It has been reported that former President Zail Singh lamented the fact that communication between him and Prime Minister Rajiv Gandhi had broken down because the latter unlike his mother did not meet him every week. Had President Zail Singh exercised his powers he could have invoked 78 (a) and ordered the Prime Minister to periodically brief him.
I hope, Mr. President, you will order the PM to periodically brief you. Article 78 (c) allows the President to direct the cabinet to consider any issue not discussed by it. Article 86 (1) and (2) allows the President to address either or both Houses of Parliament to advise Members on current policy matters. The President can advise Parliament to give teeth to the unimplemented Article 263 in order to establish a permanent Inter-State Council to settle disputes between States, or between States and the Centre, or between one State and the Centre, as outlined in the Constitution.
Needless to say, only the President with a direct mandate from both MPs and MLAs across the nation would be the appropriate authority to chair this Council. These are but a few of the responsibilities that rightly devolve upon the President.
Then there is of course the matter of all personnel decisions of the government. All appointments, transfers and dismissals of officials are made in the name of the President. If any decision transgresses due law and procedure it is the President’s duty to make sure it does not happen. He is the only public office bearer under oath to preserve and protect the law and Constitution. Obviously, to monitor official postings the President would require an enlarged secretariat. He should order the cabinet to provide him one. If any cabinet member demurs the President should gently remind him of Article 75 (2) by which all Ministers “hold office during the pleasure of the President”. The President can dismiss any disobedient Minister. The President must appoint all Governors to States personally without any advice from the cabinet. The Supreme Court has clearly ruled that Governors cannot be subservient to the central cabinet. Governors in the states are expected to discharge as agents of the President the same responsibility that devolves upon Rashtrpati Bhawan at the centre; namely to ensure that Constitution and all laws are observed by the government.

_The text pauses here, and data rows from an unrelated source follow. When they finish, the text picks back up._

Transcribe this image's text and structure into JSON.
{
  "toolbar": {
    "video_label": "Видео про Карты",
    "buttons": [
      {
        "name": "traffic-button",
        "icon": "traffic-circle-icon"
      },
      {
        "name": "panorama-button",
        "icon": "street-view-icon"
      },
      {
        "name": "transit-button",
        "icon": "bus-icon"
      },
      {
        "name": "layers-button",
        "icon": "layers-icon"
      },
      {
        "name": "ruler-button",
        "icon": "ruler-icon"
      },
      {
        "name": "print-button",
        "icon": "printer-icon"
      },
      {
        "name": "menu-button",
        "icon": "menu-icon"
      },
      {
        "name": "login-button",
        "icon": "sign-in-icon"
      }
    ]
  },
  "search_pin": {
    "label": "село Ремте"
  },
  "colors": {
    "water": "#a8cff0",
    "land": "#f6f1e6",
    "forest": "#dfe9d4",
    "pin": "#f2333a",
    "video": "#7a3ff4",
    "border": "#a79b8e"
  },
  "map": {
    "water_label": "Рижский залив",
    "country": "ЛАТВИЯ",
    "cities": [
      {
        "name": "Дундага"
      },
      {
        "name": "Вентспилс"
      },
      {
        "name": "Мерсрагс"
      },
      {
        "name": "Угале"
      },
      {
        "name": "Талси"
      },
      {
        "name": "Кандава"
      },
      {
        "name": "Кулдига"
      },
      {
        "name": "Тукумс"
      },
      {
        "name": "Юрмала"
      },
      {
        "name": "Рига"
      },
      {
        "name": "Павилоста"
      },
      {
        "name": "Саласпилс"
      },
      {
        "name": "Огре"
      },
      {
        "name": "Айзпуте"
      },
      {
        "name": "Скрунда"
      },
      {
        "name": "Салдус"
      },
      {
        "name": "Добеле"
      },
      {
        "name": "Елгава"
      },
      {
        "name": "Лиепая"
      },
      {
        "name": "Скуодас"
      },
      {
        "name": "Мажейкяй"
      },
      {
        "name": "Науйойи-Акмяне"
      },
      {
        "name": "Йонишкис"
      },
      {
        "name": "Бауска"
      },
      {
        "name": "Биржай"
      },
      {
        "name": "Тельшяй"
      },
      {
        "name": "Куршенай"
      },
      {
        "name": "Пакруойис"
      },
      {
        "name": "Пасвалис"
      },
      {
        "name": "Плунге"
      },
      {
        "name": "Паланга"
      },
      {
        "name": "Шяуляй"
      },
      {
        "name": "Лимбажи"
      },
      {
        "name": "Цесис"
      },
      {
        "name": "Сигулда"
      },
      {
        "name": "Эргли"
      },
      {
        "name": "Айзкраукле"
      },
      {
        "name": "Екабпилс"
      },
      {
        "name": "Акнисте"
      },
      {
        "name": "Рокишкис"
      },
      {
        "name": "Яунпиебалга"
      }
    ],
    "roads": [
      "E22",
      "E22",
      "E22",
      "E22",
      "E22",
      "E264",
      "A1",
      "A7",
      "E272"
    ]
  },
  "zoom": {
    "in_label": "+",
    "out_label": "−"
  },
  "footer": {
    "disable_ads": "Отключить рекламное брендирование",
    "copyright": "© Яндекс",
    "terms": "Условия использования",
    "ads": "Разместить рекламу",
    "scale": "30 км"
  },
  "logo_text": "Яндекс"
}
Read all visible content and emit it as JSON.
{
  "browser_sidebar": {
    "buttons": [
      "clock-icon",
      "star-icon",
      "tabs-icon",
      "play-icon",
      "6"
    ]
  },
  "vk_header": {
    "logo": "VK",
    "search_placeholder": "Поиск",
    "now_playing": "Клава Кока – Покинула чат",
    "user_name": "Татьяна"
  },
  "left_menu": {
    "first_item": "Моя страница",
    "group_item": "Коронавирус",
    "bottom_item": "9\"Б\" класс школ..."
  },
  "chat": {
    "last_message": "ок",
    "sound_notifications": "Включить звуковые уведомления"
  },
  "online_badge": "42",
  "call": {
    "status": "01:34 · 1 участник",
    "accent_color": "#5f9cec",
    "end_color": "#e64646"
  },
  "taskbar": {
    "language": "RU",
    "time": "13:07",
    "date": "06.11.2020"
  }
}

In short, Mr. President, you have the solemn responsibility to ensure that the Constitution and laws are observed across the nation. For the rest, you are free to offer to the cabinet as well as to Parliament your considered advice on all matters related to the governance of the nation.
What I have suggested might seem to you inappropriate considering our past history. But consider the way that governance is crumbling everywhere and the deep systemic crisis that is confronting the nation. You have to decide whether a change of system by faithfully following our written Constitution is urgently required or not. You may choose to propitiate the past, or you may choose to serve the future. It is your decision.
Many voices may be raised against you for departing from tradition by playing an activist role as President. Ignore these voices. You owe it to the nation and to the dharma of your own office to faithfully follow the letter and spirit of our Constitution. I have drawn attention only to the systemic changes required. I have refrained from referring to the crucial policy initiative which your mandate empowers you to undertake. It would not be appropriate to write about it.
In the unlikely event that you would be interested to know what it might be, you will have to seek a meeting with me. My tone in this letter might appear to you to be too presumptuous. But in the matter of exchanging views and holding opinions I believe that you and I are equal. You may be the President of the great democratic Republic of India. I would like to remind you that I am a citizen of the great democratic Republic of India.
You know who.